The Soloist

Originality and innovation are highly praised in filmmaking, and rightly so. But that doesn’t mean a good film can’t be made out of familiar, shopworn materials. The story and characters in “The Soloist” are nothing new, yet the film is quietly, respectably solid. One false move here or there and it would have come off as sappy or contrived, but no — it works.

Based on L.A. Times columnist Steve Lopez’ fact-based book, and directed by Joe Wright (“Atonement,” “Pride & Prejudice”), it is the story of a journalist who befriends a homeless man. The latter is Nathaniel Ayers (played with understated confidence by Jamie Foxx), a Juilliard-trained musical prodigy who is schizophrenic (at best); the former, Steve (Robert Downey Jr., still at the top of his game), the reporter, is in need of a good story.

Nathaniel lives on the street and plays a two-stringed violin, though he was trained on the cello before dropping out of Juilliard when his mental illness took hold. When he talks, it’s a soft but steady barrage of random chattering — a tactic to prevent the voices in his head from getting a word in edgewise? No, flashbacks show he was talkative as a child, too. (In those scenes, he’s played by Justin Martin, who also played the young version of college football legend Ernie Davis in last year’s “The Express.”)

Steve’s life is messy in its own way. He is recently divorced from his wife, Mary (Catherine Keener), who is also his editor at the Times. Reference is made to their college-student son, and how he won’t return his dad’s phone calls. Our introduction to Steve suggests his place in life: Scruffy, unshaven, he’s riding his bicycle the wrong way against a herd of sleek, professional-looking cyclists; then he falls off and face-plants on the asphalt.

It’s worth noting that in real life, Steve is still married. Screenwriter Susannah Grant (“Erin Brockovich”) took some creative liberties to give him more obstacles, i.e., to make him more interesting as a rumpled, hapless movie character. Furthermore, while Nathaniel lives outdoors full-time, Steve’s supposedly civilized life isn’t entirely removed from the perils of nature, either. In addition to his bike wreck, there are the raccoons that tear up his lawn, and the coyote urine that’s supposed to drive them off, which predictably winds up all over Steve. In another scene, Steve gets splashed with his own urine. I guess the joke here is that while you’d expect Nathaniel, the bum, to smell like pee, instead it’s Steve, the reporter. Yellow journalism, indeed!

Steve’s first column about Nathaniel is a hit with readers. A crazy homeless guy who’s a musical genius? It practically writes itself! A kindly old woman sends her cello to Steve, asking that he give it to Nathaniel. (Where’s a homeless man going to put a cello, you ask? Don’t be silly — there’s always room for cello.) A professional cellist (Tom Hollander) offers to give Nathaniel lessons, to pick up where Juilliard left off, then suggests Nathaniel get right with the Lord while he’s at it.
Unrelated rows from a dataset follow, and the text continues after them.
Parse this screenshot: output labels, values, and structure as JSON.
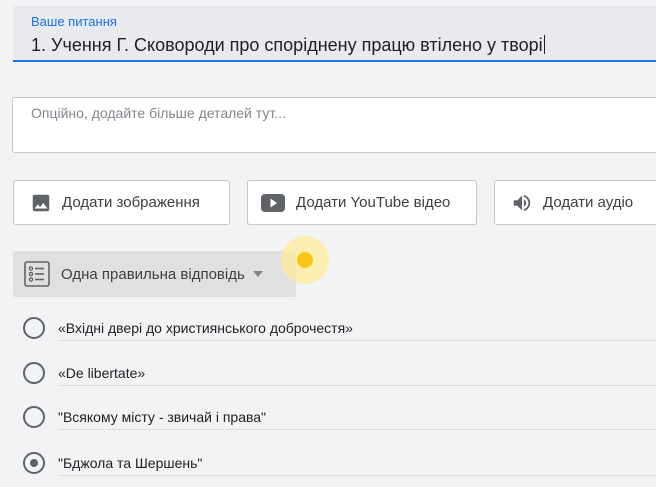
{
  "question": {
    "label": "Ваше питання",
    "value": "1. Учення Г. Сковороди про споріднену працю втілено у творі"
  },
  "details": {
    "placeholder": "Опційно, додайте більше деталей тут..."
  },
  "media_buttons": {
    "image": {
      "label": "Додати зображення",
      "icon": "image-icon"
    },
    "youtube": {
      "label": "Додати YouTube відео",
      "icon": "youtube-icon"
    },
    "audio": {
      "label": "Додати аудіо",
      "icon": "volume-icon"
    }
  },
  "answer_type": {
    "selected": "Одна правильна відповідь",
    "icon": "list-icon"
  },
  "options": [
    {
      "text": "«Вхідні двері до християнського доброчестя»",
      "selected": false
    },
    {
      "text": "«De libertate»",
      "selected": false
    },
    {
      "text": "\"Всякому місту - звичай і права\"",
      "selected": false
    },
    {
      "text": "\"Бджола та Шершень\"",
      "selected": true
    }
  ],
  "colors": {
    "accent": "#1a73e8",
    "background": "#f1f3f4",
    "icon": "#5f6368",
    "highlight": "#f9c51a"
  }
}
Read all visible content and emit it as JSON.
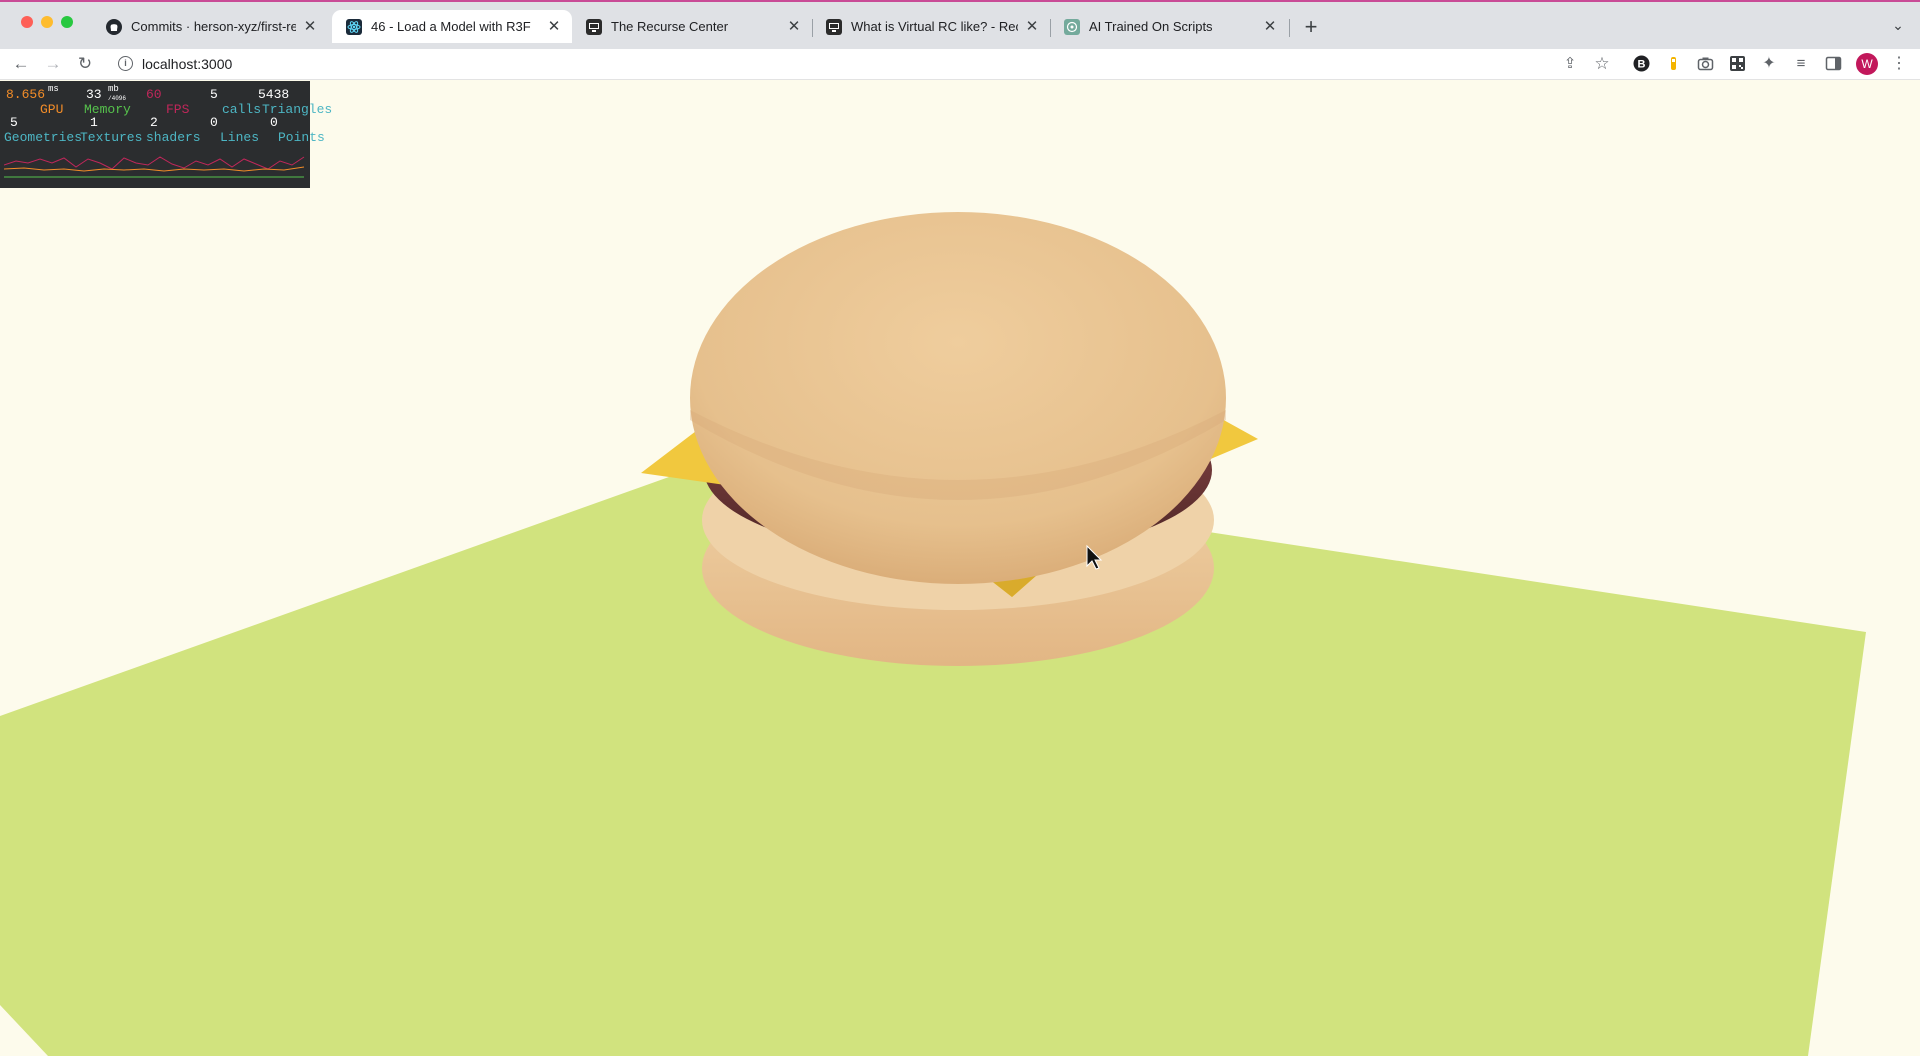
{
  "tabs": [
    {
      "title": "Commits · herson-xyz/first-rea",
      "favicon": "github-icon",
      "active": false
    },
    {
      "title": "46 - Load a Model with R3F",
      "favicon": "react-icon",
      "active": true
    },
    {
      "title": "The Recurse Center",
      "favicon": "recurse-icon",
      "active": false
    },
    {
      "title": "What is Virtual RC like? - Recu",
      "favicon": "recurse-icon",
      "active": false
    },
    {
      "title": "AI Trained On Scripts",
      "favicon": "openai-icon",
      "active": false
    }
  ],
  "toolbar": {
    "url": "localhost:3000",
    "profile_initial": "W"
  },
  "stats": {
    "gpu_value": "8.656",
    "gpu_unit": "ms",
    "gpu_label": "GPU",
    "memory_value": "33",
    "memory_unit": "mb",
    "memory_sub": "/4096",
    "memory_label": "Memory",
    "fps_value": "60",
    "fps_label": "FPS",
    "calls_value": "5",
    "calls_label": "calls",
    "triangles_value": "5438",
    "triangles_label": "Triangles",
    "geometries_value": "5",
    "geometries_label": "Geometries",
    "textures_value": "1",
    "textures_label": "Textures",
    "shaders_value": "2",
    "shaders_label": "shaders",
    "lines_value": "0",
    "lines_label": "Lines",
    "points_value": "0",
    "points_label": "Points"
  },
  "colors": {
    "background": "#fdfbec",
    "floor": "#d1e37e",
    "bun": "#ecc895",
    "patty": "#6a3434",
    "cheese": "#f0c83c",
    "stats_bg": "#2b2d2f"
  }
}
Everybody means well when it comes to someone like Nathaniel, and everybody has ideas about what Nathaniel “needs.” The film avoids convenient homilies, though — he’s neither left entirely to his own devices nor forced into a “normal” life. Thus we are spared what might have otherwise been the inevitable finale, where the homeless character would be scrubbed clean and plopped on the stage at Carnegie Hall to give the performance of his life. Regardless of whatever small changes might have been made to the story to make it more cinematic, I’m glad they didn’t Hollywoodize it too much.

Wright’s directorial style is deliberate and controlled. He makes his statements subtly, without much flash. (No five-minute large-scale tracking shots a la “Atonement” here.) Downey and Foxx, likewise, are secure enough in their talents that they can portray their characters vividly without high-decibel showoff scenes of histrionic emotion. “The Soloist” defies expectations while sticking comfortably close to the basics: a compelling story, solid performances, and capable writing and direction. Even virtuosos play the same notes as everyone else.

B (1 hr., 48 min.; PG-13, a little mild profanity, two F-words.)